App and web page records:
---

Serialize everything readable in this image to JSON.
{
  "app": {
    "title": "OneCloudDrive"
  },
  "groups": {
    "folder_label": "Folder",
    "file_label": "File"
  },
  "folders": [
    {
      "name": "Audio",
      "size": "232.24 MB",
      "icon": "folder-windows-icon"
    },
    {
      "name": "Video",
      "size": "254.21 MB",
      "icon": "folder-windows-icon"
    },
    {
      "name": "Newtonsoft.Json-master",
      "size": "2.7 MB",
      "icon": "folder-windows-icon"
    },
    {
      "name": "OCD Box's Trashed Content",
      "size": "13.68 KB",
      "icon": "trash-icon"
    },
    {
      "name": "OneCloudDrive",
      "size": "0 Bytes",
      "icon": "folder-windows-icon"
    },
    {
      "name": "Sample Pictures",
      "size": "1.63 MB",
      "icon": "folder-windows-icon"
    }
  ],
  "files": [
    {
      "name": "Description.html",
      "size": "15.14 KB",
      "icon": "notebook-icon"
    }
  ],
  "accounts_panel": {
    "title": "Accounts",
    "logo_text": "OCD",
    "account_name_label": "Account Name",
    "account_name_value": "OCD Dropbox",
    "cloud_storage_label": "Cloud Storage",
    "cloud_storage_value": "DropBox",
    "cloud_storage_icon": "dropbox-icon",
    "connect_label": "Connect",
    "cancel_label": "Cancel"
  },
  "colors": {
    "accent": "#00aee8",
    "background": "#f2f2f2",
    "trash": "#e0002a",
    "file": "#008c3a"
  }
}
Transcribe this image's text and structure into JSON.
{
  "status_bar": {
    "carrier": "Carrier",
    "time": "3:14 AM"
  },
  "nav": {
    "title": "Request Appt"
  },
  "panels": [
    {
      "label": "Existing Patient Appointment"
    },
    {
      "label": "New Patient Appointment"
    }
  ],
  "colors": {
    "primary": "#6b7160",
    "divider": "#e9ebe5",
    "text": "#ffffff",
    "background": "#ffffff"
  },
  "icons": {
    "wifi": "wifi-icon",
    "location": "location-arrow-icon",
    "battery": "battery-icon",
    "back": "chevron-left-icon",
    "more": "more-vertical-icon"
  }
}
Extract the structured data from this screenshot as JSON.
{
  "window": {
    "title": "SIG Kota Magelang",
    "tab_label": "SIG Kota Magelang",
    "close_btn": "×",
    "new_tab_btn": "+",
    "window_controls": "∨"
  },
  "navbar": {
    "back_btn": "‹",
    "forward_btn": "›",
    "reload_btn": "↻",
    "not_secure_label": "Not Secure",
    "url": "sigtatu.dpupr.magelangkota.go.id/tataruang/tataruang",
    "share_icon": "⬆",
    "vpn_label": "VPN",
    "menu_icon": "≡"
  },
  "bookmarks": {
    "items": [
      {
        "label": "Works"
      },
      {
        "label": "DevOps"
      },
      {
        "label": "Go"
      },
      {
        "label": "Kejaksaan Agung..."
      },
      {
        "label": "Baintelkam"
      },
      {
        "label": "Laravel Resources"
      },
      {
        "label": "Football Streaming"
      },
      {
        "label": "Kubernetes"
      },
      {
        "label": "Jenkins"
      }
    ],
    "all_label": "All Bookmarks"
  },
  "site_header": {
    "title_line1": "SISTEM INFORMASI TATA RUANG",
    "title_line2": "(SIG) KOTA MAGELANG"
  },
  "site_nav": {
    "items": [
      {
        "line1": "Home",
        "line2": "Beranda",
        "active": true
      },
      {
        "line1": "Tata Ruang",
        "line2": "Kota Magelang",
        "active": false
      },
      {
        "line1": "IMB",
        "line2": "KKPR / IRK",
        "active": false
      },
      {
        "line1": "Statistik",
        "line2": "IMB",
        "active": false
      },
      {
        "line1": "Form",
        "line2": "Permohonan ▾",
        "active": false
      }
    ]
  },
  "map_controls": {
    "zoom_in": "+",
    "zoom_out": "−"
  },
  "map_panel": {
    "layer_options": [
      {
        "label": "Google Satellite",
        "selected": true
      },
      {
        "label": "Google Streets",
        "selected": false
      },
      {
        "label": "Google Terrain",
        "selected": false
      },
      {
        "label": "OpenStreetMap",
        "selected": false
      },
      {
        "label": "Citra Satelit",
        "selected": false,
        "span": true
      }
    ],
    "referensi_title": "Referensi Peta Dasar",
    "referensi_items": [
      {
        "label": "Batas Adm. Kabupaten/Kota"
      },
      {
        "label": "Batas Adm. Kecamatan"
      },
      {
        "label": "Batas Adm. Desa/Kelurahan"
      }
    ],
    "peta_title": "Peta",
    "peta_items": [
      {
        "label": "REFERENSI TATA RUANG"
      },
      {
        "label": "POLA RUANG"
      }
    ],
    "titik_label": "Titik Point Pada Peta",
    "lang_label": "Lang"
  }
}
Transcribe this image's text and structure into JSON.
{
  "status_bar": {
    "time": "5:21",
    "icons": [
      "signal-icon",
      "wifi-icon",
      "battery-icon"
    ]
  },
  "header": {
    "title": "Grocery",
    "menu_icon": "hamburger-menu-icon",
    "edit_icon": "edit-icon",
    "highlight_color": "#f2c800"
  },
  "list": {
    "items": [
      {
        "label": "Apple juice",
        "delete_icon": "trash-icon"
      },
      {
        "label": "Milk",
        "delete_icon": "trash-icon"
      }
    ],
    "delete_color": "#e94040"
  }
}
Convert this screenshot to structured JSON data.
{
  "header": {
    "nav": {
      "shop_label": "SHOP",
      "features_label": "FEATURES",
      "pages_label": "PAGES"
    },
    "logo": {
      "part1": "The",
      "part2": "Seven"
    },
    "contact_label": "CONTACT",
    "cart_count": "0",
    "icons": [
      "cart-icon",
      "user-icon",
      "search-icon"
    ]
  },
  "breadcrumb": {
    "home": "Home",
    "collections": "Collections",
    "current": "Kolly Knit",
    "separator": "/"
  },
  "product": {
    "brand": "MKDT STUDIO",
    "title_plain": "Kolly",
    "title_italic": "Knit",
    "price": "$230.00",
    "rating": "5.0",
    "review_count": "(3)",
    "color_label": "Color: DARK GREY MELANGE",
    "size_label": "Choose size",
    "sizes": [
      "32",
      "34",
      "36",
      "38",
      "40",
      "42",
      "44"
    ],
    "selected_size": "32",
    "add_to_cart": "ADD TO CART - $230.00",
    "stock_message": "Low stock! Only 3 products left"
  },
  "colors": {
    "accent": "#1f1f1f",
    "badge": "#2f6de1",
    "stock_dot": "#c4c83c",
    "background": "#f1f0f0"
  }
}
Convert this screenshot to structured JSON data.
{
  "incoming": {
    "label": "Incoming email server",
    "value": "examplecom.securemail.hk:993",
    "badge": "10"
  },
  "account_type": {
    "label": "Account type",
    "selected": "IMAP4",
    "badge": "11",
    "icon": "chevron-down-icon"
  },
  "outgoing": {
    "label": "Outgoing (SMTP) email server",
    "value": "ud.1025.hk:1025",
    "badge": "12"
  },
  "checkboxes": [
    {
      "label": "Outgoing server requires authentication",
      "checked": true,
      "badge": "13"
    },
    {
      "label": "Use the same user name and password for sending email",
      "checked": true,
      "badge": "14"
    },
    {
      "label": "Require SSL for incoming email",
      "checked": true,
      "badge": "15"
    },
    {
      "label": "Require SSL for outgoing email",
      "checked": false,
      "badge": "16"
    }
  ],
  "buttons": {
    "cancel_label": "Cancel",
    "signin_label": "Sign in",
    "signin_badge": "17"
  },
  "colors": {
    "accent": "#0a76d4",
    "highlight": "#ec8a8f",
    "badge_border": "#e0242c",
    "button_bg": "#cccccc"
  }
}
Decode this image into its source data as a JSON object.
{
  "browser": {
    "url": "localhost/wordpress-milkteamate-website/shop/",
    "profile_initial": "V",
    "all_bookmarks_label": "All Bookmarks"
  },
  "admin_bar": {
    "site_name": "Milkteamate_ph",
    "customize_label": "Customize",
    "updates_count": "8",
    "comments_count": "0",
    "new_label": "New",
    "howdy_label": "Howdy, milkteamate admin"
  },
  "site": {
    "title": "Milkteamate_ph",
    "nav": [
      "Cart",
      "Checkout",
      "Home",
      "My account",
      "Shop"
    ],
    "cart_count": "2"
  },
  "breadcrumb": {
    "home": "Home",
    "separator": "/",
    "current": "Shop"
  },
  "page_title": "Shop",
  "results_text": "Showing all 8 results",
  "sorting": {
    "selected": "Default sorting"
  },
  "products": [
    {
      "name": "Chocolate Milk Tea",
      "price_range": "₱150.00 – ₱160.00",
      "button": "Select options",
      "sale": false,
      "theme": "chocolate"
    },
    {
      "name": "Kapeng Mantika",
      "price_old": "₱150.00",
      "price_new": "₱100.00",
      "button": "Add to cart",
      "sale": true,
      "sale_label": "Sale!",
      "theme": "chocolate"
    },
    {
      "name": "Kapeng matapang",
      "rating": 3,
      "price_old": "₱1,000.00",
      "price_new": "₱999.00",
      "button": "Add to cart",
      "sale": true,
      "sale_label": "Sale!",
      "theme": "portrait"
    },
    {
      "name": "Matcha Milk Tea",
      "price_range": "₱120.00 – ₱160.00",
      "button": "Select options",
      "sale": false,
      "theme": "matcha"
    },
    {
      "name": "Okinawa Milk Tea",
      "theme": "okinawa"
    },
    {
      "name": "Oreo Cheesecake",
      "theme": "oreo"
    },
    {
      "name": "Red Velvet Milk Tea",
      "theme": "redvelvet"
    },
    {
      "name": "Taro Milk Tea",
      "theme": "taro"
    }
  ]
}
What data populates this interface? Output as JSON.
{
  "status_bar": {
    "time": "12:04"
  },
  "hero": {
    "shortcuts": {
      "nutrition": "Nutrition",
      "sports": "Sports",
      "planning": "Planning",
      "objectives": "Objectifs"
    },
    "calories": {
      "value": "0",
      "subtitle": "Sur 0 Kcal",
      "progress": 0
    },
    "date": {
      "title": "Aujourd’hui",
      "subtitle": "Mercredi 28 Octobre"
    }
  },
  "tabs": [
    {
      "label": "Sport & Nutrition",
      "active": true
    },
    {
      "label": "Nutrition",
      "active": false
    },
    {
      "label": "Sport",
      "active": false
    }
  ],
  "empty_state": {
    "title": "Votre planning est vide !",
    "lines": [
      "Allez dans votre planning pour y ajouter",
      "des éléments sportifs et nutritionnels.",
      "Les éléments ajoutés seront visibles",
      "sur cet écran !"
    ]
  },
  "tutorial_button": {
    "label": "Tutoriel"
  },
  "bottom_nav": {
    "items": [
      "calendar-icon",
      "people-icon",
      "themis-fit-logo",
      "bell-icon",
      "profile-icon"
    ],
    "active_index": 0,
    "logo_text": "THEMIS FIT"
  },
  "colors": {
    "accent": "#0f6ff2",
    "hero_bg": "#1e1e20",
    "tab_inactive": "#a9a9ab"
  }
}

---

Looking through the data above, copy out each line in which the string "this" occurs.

Serialize everything readable in this image to JSON.
Transcribe this image's text and structure into JSON.
Extract the structured data from this screenshot as JSON.
Transcribe this image's text and structure into JSON.
Convert this screenshot to structured JSON data.
Convert this screenshot to structured JSON data.
Decode this image into its source data as a JSON object.
What data populates this interface? Output as JSON.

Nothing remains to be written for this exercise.